Input records:
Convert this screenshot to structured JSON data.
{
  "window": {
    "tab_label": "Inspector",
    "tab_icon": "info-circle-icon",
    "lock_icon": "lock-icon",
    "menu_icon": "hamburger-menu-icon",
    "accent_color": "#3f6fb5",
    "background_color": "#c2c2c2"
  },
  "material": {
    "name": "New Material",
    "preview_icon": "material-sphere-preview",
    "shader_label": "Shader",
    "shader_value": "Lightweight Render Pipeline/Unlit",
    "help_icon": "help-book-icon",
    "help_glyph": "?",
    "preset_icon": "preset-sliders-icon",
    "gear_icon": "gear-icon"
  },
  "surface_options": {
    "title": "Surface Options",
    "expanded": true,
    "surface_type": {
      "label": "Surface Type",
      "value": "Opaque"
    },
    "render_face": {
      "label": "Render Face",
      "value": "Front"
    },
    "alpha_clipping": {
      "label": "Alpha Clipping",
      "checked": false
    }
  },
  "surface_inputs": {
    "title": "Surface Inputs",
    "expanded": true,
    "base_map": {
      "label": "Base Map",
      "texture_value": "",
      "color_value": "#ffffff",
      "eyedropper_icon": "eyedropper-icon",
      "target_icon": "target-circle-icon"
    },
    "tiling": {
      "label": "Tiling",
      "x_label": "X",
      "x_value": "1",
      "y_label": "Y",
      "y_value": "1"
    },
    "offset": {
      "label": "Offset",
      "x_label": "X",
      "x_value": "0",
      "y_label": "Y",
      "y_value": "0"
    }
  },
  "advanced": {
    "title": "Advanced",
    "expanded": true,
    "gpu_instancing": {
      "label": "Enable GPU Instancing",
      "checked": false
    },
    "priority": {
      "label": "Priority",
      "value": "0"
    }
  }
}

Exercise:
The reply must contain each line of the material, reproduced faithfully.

Result for this exercise:
Convert this screenshot to structured JSON data.
{
  "window": {
    "tab_label": "Inspector",
    "tab_icon": "info-circle-icon",
    "lock_icon": "lock-icon",
    "menu_icon": "hamburger-menu-icon",
    "accent_color": "#3f6fb5",
    "background_color": "#c2c2c2"
  },
  "material": {
    "name": "New Material",
    "preview_icon": "material-sphere-preview",
    "shader_label": "Shader",
    "shader_value": "Lightweight Render Pipeline/Unlit",
    "help_icon": "help-book-icon",
    "help_glyph": "?",
    "preset_icon": "preset-sliders-icon",
    "gear_icon": "gear-icon"
  },
  "surface_options": {
    "title": "Surface Options",
    "expanded": true,
    "surface_type": {
      "label": "Surface Type",
      "value": "Opaque"
    },
    "render_face": {
      "label": "Render Face",
      "value": "Front"
    },
    "alpha_clipping": {
      "label": "Alpha Clipping",
      "checked": false
    }
  },
  "surface_inputs": {
    "title": "Surface Inputs",
    "expanded": true,
    "base_map": {
      "label": "Base Map",
      "texture_value": "",
      "color_value": "#ffffff",
      "eyedropper_icon": "eyedropper-icon",
      "target_icon": "target-circle-icon"
    },
    "tiling": {
      "label": "Tiling",
      "x_label": "X",
      "x_value": "1",
      "y_label": "Y",
      "y_value": "1"
    },
    "offset": {
      "label": "Offset",
      "x_label": "X",
      "x_value": "0",
      "y_label": "Y",
      "y_value": "0"
    }
  },
  "advanced": {
    "title": "Advanced",
    "expanded": true,
    "gpu_instancing": {
      "label": "Enable GPU Instancing",
      "checked": false
    },
    "priority": {
      "label": "Priority",
      "value": "0"
    }
  }
}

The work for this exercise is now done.